technique in copyright law of granting freedoms over copies of a work, and over derivative works by using a share-alike provision

Copyleft is a name for a type of a license for free content or free software.[1] It is not the opposite of copyright, but its purpose is the opposite of the purpose of the frequently seen copyright type of license (which uses copyright to forbid changing, giving, or selling something). A copyleft license uses copyright to forbid forbidding changing, giving, or selling something.[2]

The symbol for copyleft. It is the mirror image of the copyright symbol.

Both copyleft and non-copyleft ("permissive") licenses for free content or free software can be used for things like documents (for example books, art, music and software); they always allow people to change the works, and to give or sell them to other people. It should be noted that, although people might think that copyleft content is not copyrighted, that's a myth. Copyleft is a form of licensing: it is not just another name for public domain.

However, in a copyleft license, when a person gives or sells a work (changed or not changed) to a friend, the person must allow the friend to do the things which the author of the original work has allowed in the license to the person. This often means, for example, that if another person licensed a book under a copyleft license, and you changed it into a new book, you would have to license your new book under the same license.

Some copyleft licenses that are used a lot are the GNU General Public License and the Creative Commons Attribution-ShareAlike license.

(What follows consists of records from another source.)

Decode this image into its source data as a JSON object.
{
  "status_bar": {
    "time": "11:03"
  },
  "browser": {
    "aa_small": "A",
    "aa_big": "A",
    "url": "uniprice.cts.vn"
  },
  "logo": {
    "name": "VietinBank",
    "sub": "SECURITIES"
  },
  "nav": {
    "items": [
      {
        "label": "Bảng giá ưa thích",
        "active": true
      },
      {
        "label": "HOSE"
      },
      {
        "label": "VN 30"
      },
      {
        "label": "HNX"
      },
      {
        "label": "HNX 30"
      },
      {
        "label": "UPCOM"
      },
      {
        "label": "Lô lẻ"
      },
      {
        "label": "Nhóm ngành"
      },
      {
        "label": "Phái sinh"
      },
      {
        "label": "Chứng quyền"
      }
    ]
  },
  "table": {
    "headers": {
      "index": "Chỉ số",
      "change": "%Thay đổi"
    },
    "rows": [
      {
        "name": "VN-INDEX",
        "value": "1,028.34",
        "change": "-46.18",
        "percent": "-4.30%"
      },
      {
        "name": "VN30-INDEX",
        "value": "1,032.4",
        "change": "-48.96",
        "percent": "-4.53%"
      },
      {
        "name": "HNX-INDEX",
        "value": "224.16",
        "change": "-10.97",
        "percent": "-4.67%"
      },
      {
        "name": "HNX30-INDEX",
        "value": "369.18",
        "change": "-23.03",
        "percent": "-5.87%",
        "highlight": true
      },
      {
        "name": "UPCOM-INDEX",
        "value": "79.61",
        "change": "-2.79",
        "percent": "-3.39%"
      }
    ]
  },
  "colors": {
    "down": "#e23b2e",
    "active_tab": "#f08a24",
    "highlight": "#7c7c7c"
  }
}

  1. "What is Copyleft?". GNU Operating System. Retrieved 31 May 2019.
  2. Cotton, Ben (12 August 2016). "What is copyleft?". Retrieved 31 May 2019.